In this week’s second research seminar session, Poorvi Iyer from the London School of Economics will join us to present and discuss her paper.
Title: “Social Scrutiny in India – An online survey experiment to examine the effect of social scrutiny on identity-related behaviour in India.”
Date: 16 June 2022
Time: 5 pm
Venue: Seminar Hall, Main Building
Objective: The study’s overall aim is to examine how behavioural intent varies with social scrutiny in India. We select three social identities that are salient in South Asia (caste, gender, and religion) and, based on our prior qualitative research, we identify various behaviours which are influenced by these identities (e.g., intercaste and inter-religious contact, gendered displays of deference, compliance with norms of propriety, etc.). We then ask the overarching question:
How do these behaviours vary with social scrutiny?
The present study is our first attempt to address this question systematically. The study itself is currently data analysis stage following a pilot phase. It consists of an online survey experiment in which 1200 participants (college students and recent graduates in India) were asked to answer the same set of questions under different conditions of hypothetical scrutiny.
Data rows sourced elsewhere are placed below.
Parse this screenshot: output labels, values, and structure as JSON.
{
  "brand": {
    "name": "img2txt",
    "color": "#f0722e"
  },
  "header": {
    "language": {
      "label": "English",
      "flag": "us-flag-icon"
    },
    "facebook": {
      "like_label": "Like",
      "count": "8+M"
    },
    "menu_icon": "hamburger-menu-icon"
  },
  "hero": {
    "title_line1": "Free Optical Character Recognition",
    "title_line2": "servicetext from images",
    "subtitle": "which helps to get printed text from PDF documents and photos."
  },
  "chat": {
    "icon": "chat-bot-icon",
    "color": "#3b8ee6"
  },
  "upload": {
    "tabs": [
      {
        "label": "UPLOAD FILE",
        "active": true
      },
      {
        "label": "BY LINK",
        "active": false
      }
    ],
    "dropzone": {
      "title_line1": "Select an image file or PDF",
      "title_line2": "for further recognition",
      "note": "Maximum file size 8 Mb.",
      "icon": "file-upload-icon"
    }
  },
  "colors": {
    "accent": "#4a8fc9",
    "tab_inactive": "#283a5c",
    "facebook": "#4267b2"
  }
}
She holds a BA in Economics and Psychology from New York University (NYU) and an MSc in Economics and Business (with a specialisation in behavioural economics) from Erasmus University Rotterdam in the Netherlands and a second MSc in Social Research Methods at the London School of Economics. Additionally, she has research experience in the field of behavioural economics at institutions like NYU, the University of Mumbai and ETH Zurich. Her research interests lie in mixed-methods applications of behavioural economics and social psychology toward understanding intergroup discrimination in India.